- Documentation in support of the nominations, including the CV or NIH Biosketch of each candidate, their record of grant support and/or evidence of their stature in the field, prior review experience, and the rationale for their selection, including an indication of the validation of specific nominees from independent sources.
Obtaining Approval of the Nomination Slate
- The nomination package prepared by the SRO is reviewed from varying perspectives within the Center for Scientific Review prior to its review within the Offices of the Director of NIH.
- Rejection of the nomination package at any level sends it back to the SRO for revision and the process is repeated until final approval is obtained from the Director of NIH.
- Approval of the nomination slate takes the following path:
- The nomination package is prepared by the SRO and reviewed by the Integrated Review Group Chief. Subsequent to approval the package is sent to the Division Director.
- After approval at the Division level, the CSR Committee Management Office (CMO) reviews the package.
- Once the CMO approves the nomination package, it is sent to relevant institute program staff for comment.
- If no concerns are expressed it is then presented to the CSR Director for approval.
- The package is then sent to the central NIH Committee Management office for evaluation.
- If the nomination package is found acceptable, it is sent to the Director of NIH for final signature approval.

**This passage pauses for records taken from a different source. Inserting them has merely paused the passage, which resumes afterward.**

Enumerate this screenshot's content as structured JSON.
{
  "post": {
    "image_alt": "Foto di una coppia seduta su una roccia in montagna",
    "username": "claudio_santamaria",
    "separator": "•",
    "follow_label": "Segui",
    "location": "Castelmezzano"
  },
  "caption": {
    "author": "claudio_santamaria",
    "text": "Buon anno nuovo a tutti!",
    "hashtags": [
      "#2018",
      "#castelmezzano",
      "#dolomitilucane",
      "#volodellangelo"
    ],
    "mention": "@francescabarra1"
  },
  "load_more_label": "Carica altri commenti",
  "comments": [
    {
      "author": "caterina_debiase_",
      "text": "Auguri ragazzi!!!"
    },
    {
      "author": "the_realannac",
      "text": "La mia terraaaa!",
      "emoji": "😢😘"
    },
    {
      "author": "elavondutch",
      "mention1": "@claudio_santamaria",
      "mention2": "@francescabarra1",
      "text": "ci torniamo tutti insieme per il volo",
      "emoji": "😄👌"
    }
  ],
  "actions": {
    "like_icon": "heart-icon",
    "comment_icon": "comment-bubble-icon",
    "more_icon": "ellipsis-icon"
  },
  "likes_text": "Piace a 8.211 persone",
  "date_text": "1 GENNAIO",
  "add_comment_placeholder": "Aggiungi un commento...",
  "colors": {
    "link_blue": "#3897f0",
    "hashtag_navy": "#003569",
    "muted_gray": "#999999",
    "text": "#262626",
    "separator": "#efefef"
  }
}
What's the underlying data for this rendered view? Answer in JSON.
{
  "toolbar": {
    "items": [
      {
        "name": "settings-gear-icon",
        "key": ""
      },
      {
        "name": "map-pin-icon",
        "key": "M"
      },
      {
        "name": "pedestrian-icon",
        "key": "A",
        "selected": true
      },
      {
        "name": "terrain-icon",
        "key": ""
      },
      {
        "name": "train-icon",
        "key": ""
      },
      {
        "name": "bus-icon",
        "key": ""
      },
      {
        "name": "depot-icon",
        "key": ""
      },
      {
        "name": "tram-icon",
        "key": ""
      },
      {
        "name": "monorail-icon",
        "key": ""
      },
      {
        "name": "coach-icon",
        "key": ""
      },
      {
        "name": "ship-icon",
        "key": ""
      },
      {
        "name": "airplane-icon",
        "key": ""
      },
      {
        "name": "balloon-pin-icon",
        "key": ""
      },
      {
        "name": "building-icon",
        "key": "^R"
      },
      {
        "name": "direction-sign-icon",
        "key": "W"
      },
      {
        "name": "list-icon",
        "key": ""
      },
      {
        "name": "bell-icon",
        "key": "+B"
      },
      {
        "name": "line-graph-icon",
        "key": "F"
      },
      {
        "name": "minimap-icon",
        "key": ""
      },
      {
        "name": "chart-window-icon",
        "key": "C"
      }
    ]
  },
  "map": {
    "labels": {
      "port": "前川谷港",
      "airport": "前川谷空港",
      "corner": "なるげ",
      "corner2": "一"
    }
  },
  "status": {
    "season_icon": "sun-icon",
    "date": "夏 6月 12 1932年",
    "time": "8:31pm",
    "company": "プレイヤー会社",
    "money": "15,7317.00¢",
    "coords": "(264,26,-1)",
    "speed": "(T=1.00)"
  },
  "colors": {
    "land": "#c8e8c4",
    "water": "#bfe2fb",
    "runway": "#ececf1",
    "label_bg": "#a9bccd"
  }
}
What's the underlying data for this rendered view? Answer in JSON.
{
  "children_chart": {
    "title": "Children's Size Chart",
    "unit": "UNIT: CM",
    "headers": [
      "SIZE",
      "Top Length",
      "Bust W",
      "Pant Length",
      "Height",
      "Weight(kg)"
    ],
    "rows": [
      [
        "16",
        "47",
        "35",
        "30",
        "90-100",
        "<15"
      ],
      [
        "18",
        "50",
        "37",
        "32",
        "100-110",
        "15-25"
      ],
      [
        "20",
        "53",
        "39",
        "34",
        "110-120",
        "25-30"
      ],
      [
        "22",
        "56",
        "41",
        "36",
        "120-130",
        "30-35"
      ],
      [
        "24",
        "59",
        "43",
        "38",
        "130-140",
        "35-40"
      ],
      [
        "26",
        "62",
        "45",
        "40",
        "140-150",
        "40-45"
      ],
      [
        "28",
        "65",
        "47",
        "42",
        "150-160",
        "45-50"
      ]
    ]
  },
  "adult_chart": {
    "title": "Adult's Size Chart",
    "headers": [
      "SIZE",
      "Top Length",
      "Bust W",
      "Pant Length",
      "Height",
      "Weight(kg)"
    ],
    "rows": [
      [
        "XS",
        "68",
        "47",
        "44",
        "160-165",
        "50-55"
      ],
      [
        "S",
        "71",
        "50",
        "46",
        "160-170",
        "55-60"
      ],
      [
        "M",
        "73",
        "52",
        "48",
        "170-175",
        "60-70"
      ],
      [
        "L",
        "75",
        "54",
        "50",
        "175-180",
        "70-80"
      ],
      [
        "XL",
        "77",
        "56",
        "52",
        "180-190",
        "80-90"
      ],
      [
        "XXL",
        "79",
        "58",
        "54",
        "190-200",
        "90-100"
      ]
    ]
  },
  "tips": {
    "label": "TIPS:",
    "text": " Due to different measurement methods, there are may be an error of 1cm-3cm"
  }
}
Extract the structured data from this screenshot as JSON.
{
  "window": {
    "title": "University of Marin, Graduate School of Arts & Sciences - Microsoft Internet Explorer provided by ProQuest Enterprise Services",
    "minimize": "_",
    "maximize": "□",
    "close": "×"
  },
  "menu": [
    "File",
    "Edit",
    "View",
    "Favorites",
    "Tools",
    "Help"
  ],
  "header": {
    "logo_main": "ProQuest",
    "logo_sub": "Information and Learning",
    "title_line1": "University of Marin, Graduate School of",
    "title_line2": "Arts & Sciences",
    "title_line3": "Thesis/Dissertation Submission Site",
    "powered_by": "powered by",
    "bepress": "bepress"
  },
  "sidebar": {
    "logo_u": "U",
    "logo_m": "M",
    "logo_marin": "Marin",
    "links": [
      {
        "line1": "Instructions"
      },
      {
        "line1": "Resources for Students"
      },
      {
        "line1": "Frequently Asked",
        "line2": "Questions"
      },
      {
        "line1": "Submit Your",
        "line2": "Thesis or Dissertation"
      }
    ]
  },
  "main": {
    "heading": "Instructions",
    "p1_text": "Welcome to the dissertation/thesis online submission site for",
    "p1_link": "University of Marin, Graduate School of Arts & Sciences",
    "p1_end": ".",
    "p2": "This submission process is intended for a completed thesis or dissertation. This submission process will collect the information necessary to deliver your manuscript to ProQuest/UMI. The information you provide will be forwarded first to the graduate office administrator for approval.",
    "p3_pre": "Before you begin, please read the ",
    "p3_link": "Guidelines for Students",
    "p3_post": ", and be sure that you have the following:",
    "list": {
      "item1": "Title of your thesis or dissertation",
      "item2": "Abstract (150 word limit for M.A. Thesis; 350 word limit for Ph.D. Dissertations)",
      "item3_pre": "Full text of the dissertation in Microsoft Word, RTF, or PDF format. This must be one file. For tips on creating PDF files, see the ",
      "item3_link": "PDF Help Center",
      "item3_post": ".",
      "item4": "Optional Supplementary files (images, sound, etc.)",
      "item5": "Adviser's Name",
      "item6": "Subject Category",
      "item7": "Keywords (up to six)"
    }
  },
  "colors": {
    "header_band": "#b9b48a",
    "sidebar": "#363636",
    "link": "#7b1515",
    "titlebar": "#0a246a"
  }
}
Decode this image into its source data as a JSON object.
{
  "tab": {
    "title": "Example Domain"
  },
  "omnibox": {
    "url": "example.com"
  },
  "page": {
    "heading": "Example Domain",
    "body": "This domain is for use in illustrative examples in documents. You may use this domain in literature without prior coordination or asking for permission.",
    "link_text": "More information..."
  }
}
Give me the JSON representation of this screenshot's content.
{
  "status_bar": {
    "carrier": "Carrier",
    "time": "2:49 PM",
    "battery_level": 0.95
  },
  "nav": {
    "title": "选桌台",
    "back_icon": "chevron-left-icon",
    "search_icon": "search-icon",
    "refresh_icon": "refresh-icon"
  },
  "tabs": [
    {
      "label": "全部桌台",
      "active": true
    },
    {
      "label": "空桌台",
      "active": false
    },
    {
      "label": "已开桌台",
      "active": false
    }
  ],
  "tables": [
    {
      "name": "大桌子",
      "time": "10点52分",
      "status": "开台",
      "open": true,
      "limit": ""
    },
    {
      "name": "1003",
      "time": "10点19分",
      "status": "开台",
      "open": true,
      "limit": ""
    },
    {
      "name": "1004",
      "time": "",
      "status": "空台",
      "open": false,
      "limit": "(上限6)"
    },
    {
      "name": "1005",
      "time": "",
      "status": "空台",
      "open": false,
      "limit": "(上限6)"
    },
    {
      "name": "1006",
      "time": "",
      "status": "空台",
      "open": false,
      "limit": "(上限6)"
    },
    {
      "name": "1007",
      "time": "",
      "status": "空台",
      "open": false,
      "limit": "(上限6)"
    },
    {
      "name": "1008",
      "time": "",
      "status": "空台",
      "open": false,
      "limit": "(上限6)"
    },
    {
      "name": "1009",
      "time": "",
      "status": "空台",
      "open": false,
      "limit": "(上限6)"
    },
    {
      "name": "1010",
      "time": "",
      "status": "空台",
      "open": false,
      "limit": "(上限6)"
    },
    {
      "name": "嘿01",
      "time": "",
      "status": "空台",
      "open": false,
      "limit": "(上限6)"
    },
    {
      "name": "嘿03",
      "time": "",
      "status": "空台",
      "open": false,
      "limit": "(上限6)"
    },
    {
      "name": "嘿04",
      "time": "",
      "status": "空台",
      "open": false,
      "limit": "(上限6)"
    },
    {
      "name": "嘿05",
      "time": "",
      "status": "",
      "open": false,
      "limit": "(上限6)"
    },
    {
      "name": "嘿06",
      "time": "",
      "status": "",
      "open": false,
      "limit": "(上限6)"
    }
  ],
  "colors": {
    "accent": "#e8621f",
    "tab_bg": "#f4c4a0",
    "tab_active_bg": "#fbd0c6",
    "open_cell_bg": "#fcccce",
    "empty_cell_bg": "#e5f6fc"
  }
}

The process of preparing and approving nomination slates is designed to help ensure high quality study section membership. While the process is somewhat cumbersome and may not be perfect, empirically it has proven an effective way to select appropriate and effective review groups.